Friday, January 23, 2009

Doing, Doing, Doing

My son loves doing things. He loves making, creating, planning, building, constructing, dreaming, figuring, contemplating… and, although I have moments when I’m not entirely sure how I am going to keep up with him, I love that he is a constant reminder to me that there is no better way to learn than by doing.

The things I see my son do each day are the very reason we opted to homeschool in the first place. I don’t want him to be confined to a seat in a classroom when his nature is to tackle the world in leaps and bounds (sometimes literally).

One of my concerns, however, has always been that one day my kids will get to a place where they will need expert guidance that is beyond me. And the hang up is not that I feel I must be or become an expert in everything that interest them, but that I am not always the personality that is good at going out and asking for help when I need it. I want them to be good at asking for help when they need it, and therefore I’m having to figure out how to do that – how to model that – myself. I’m good at exploring along with them. I enjoy doing a wide variety of things myself. But sometimes I think I take the “figure it out myself” approach a little too far. Sometimes it’s a relief to be shown how to do something. Sometimes you can get places a whole lot quicker if you just ask someone who is really good at something to provide a bit of mentoring.

My son has been taking electronics apart for years, and he’s recently started focusing on putting stuff back together. “I want to make it work again,” he was telling me the other day about a broken CD player that hasn’t worked in years. “If I could just figure out what part of it isn’t working.”

He proceeded to take the thing apart, review all its pieces, and then put it back together again. It was very important to him not to “break” it further. He wasn’t successful, but I so admire his attempt.

I told him I couldn’t help him with this particular problem, but maybe if we looked at opportunities to “do” more with the inner workings of electronics and electricity, he’d get to the point where he could build things himself and successfully repair things down the road.

I pulled out a 4-H book for the electricity project that I thought would give us a good start. We made a trip to radio shack where he spent his own money buying a few supplies (we also scavenged quite a few of the supplies from old flashlights and stuff we already had around the house). He’s making circuits.
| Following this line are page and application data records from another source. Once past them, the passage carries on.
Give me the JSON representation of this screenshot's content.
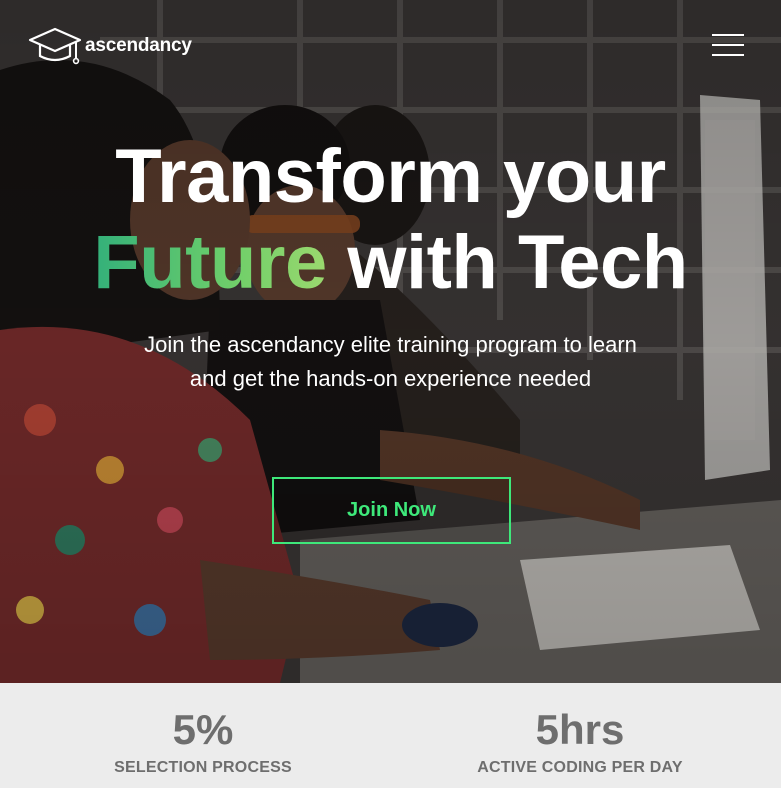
{
  "brand": {
    "name": "ascendancy",
    "logo_icon": "graduation-cap-icon"
  },
  "nav": {
    "menu_icon": "hamburger-menu-icon"
  },
  "hero": {
    "headline_line1": "Transform your",
    "headline_accent": "Future",
    "headline_rest": "with Tech",
    "subtext": "Join the ascendancy elite training program to learn and get the hands-on experience needed",
    "cta_label": "Join Now"
  },
  "stats": [
    {
      "value": "5%",
      "label": "SELECTION PROCESS"
    },
    {
      "value": "5hrs",
      "label": "ACTIVE CODING PER DAY"
    }
  ],
  "colors": {
    "accent_green": "#3ee87a",
    "headline_gradient_start": "#33b07a",
    "headline_gradient_end": "#9bd86e",
    "stat_text": "#6e6e6e",
    "stats_background": "#ececec"
  }
}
He’s already built a flashlight and yesterday he put together this switch to turn his light on and off.

Radio Shack has some a great little electronic “project of the month” that he’s looking forward to taking part in. Eventually we will make an opportunity for him to spend some time with his uncle and/or grandfather to get some serious hands-on experience. I’ll be keeping my eye out for other good mentors along the way, as well.

Right now, we’re both having fun with these projects – but I have a feeling his enthusiasm might outlast mine by quite a bit. Or maybe we’ll both gain enough skill that wiring needs in our old house will eventually seem not so intimidating. Better yet, perhaps I’ll have a skilled electrician in-house (or at least willing to come visit and work for cheap) by the time we get around to building a new one!

This is how it works! I think he likes explaining what he's figured out as much as making it work in the first place.

His sisters have been quite interested, as well. Here he's telling them about the switch he put together and how it works.

1 comment:

Jen said...

Have you heard of Snap Circuits? You can find sets on Amazon or in the Rainbow Resource catalog. Sounds like something he would like. :)